Modulation of the elevation of the discharge rate in TAN activity after cue occurrence was higher in the high force and small reward conditions. Apicella et al. (2011) described similar modulations of TANs' elevation in discharge rate after the reward when its probability was lowest, suggesting that TANs could encode a positive reward prediction error. Our observations suggest an alternative explanation. It could be that, in both the task in the study by Apicella et al. (2011) and the current task, TANs encode the high cost–small benefit condition. In the present task, the elevation of the discharge rate is most modulated by the least attractive cues, either indicating a high effort or a small reward, in two different groups of TANs. In the task used by Apicella et al. (2011), the elevation in discharge rate modulation could reflect the fact that an animal could have to work up to four times more to receive the same reward in the lowest probability condition. In both studies, the modulation occurred after the event carrying information about effort and reward. In the present study, this modulation was after the cues, whereas in the study by Apicella et al. (2011) it was after the reward when information was computed by the animal.
TAN responses are triggered by the cues but largely time locked to the OCF
Pauses in TAN activity triggered by the cues were more pronounced when aligned on the movement onset, and elevations of the discharge rate were better time locked to the OCF. This suggests that TAN activity could be modulated by the movement of the animals, a feature rarely reported. One hypothesis to explain this new property could be that, in the present task, the behavioral response required to succeed in the trial relies on movement modulation. In monkeys, Lee et al. (2006) described modulations around the time of the movement linked to the fact that the movement could be self-initiated in some conditions in their task. In rats, Benhamou et al. (2014) reported an excitation during movement and hypothesized that the absence of such modulation in monkeys could rely on the differences in the protocols used, and thus on the behavioral context. In the present study, the modulation of the movement and the condition in which it is performed, as in the study by Lee et al. (2006), are prominent features of succeeding in the task, and might explain the influence of the OCF on TAN activity. Functionally, the pauses time locked to the OCF could serve to potentiate the movement, when it is a key feature of a task, by influencing striatal projection neuron excitability and allowing the expression of thalamic and cortical afferents.

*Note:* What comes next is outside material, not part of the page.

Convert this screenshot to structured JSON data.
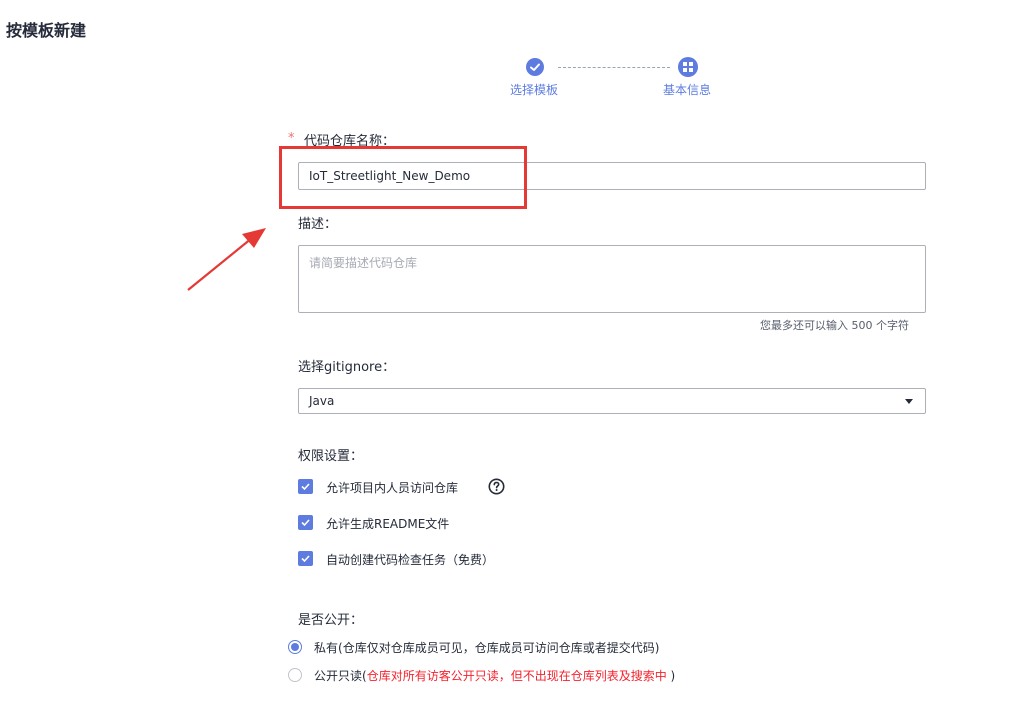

The present results demonstrate new features in TAN response properties, particularly in poorly attractive conditions, but also their potential involvement in movement modulation, in a task demanding different efforts to get various rewards. If TAN responses can differentiate the animals' preference for performing high cost and low benefit ratio trials, it would be interesting to test whether TAN response properties at the time of the cue predict the decision of an animal to perform any given trial, based on its motivation.
This work was supported by Centre National de la Recherche Scientifique and the Fondation de France (Grant 2008 005902). We thank Drs. Paul Apicella, Christelle Baunez, and Janine Simmons for helpful comments and discussions.
The authors declare no competing financial interests.
- Correspondence should be addressed to Sabrina Ravel, Institut de Neurosciences de la Timone, UMR 7289, Aix-Marseille Université and CNRS, Campus Santé Timone, 27 bd Jean Moulin, 13385 Marseille, France.